# Required action
If a line in the records below holds the word "built", copy it.

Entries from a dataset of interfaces
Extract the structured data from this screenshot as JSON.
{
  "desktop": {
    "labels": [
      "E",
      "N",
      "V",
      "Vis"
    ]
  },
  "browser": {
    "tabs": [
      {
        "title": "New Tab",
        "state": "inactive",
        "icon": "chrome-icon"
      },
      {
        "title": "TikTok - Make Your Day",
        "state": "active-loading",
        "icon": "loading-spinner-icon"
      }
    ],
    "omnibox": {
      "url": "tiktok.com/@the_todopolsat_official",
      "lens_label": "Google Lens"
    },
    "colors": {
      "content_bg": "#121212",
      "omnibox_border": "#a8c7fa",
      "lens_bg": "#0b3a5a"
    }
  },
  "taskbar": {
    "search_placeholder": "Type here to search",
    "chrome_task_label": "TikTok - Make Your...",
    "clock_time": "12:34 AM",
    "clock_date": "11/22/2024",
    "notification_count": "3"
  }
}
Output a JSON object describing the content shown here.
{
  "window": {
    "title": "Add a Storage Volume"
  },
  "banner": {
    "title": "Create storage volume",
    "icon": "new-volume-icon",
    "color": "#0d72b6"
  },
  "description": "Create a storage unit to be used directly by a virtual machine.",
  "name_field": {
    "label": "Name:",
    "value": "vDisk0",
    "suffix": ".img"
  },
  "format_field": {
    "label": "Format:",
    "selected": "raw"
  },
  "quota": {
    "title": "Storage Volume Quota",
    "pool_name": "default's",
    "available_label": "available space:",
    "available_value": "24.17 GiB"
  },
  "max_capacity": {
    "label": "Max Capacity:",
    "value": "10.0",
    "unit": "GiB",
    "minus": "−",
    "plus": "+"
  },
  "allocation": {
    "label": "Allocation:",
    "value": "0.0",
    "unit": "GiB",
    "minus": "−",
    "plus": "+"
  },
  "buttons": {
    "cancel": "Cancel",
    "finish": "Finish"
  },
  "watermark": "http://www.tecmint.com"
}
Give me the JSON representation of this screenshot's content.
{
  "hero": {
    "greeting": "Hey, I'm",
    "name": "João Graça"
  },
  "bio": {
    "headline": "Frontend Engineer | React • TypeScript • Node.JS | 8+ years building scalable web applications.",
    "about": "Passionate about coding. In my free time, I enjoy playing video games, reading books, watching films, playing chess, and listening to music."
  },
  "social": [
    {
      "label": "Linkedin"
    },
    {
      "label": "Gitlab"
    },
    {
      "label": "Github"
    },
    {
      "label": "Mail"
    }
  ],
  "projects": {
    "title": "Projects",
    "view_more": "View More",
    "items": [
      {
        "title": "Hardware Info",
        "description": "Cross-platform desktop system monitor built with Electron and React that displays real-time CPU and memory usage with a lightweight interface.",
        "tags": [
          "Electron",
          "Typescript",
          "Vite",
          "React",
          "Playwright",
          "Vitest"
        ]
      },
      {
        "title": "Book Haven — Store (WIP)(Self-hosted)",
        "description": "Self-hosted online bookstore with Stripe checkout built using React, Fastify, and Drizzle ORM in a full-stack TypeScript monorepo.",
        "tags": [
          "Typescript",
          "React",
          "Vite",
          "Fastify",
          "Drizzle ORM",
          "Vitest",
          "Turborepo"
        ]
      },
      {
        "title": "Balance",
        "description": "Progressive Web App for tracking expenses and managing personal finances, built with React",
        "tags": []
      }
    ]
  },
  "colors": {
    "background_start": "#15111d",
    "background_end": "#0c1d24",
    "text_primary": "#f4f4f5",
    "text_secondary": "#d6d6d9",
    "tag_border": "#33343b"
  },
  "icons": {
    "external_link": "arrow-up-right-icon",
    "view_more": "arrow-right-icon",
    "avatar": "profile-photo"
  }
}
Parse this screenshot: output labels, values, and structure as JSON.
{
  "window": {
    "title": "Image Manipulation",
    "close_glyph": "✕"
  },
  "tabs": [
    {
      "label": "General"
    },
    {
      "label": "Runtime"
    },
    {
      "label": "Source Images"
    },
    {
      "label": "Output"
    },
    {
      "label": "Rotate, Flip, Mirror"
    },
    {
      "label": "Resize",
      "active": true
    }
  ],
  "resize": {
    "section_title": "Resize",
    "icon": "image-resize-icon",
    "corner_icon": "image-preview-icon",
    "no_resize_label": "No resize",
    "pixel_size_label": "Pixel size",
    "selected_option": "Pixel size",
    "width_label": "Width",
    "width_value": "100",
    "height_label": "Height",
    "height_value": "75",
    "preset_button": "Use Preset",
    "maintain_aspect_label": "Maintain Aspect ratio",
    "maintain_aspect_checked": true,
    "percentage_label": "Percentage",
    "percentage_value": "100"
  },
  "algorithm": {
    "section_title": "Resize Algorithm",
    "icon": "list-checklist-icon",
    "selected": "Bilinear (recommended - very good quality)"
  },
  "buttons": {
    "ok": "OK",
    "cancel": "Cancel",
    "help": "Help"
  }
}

# Problem solution
        "description": "Cross-platform desktop system monitor built with Electron and React that displays real-time CPU and memory usage with a lightweight interface.",
        "description": "Self-hosted online bookstore with Stripe checkout built using React, Fastify, and Drizzle ORM in a full-stack TypeScript monorepo.",
        "description": "Progressive Web App for tracking expenses and managing personal finances, built with React",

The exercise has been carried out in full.